(Stored items)
★ ★ ★ ★ ★ ★ ★

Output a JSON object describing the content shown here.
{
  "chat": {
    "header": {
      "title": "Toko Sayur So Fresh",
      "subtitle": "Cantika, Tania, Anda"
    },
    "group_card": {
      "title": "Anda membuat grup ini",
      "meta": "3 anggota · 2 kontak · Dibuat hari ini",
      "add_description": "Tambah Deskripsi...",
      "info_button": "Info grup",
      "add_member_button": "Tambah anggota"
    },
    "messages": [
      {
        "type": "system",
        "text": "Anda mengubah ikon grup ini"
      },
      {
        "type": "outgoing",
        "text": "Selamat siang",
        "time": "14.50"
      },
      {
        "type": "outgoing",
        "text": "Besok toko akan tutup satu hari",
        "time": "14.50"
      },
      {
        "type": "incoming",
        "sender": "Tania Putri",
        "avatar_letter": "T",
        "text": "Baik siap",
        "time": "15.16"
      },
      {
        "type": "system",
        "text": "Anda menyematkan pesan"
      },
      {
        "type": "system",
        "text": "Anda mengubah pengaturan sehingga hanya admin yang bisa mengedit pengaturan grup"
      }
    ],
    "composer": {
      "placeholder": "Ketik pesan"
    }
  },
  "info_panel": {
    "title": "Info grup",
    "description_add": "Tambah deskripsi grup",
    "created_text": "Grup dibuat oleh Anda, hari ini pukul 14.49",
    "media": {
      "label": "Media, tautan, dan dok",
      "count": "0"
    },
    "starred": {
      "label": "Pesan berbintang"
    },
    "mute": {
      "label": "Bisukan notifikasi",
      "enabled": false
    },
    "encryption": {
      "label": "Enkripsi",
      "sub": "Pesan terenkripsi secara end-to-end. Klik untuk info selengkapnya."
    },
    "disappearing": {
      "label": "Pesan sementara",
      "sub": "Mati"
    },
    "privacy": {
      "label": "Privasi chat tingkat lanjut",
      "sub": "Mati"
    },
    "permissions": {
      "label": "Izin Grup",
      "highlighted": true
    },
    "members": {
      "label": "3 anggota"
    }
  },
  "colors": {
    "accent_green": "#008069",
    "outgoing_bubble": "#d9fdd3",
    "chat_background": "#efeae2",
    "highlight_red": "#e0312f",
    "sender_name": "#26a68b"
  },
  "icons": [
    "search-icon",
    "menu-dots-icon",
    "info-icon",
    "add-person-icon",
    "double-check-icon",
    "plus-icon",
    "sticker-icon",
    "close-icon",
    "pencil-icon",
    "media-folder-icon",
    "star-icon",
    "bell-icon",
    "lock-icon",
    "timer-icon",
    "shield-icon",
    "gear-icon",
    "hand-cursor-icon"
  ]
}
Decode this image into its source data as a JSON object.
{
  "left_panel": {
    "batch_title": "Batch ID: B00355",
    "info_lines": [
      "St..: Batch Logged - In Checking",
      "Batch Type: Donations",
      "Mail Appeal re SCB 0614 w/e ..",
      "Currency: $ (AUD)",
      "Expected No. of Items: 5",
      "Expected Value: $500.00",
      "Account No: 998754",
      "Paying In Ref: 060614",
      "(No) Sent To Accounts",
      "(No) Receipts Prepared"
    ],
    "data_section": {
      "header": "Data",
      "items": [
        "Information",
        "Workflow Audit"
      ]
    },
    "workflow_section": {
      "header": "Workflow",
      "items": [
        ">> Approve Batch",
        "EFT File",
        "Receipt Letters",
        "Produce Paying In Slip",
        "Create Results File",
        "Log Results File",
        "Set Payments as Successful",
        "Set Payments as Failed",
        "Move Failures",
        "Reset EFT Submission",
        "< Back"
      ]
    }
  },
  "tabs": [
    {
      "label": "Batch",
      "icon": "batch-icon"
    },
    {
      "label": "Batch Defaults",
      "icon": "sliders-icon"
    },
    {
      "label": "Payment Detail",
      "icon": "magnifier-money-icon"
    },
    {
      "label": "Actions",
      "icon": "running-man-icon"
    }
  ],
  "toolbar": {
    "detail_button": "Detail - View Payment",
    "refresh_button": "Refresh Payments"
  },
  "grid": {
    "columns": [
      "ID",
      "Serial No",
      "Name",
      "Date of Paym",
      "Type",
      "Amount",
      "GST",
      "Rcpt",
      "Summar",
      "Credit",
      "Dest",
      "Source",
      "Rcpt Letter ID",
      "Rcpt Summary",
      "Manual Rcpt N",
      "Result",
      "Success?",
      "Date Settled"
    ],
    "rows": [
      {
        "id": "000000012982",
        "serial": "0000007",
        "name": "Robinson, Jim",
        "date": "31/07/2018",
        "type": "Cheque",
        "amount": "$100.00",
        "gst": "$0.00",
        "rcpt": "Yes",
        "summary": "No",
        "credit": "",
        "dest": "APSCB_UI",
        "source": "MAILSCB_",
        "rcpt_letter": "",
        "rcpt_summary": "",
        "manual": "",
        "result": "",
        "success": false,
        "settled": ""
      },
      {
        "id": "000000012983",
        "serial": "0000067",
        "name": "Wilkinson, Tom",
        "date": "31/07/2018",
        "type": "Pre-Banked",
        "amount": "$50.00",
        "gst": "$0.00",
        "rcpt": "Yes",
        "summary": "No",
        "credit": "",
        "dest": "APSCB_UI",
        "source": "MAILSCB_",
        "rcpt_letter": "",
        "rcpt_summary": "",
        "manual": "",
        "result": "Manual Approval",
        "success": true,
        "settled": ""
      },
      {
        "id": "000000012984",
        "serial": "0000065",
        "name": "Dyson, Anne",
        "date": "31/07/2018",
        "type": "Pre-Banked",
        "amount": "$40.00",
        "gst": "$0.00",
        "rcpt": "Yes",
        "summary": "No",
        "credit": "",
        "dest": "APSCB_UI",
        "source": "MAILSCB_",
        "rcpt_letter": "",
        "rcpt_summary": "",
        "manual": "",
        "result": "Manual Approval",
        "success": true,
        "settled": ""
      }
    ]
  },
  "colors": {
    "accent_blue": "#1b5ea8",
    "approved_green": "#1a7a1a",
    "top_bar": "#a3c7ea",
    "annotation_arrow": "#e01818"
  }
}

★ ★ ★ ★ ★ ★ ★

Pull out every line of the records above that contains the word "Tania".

# Answer to this task:
      "subtitle": "Cantika, Tania, Anda"
        "sender": "Tania Putri",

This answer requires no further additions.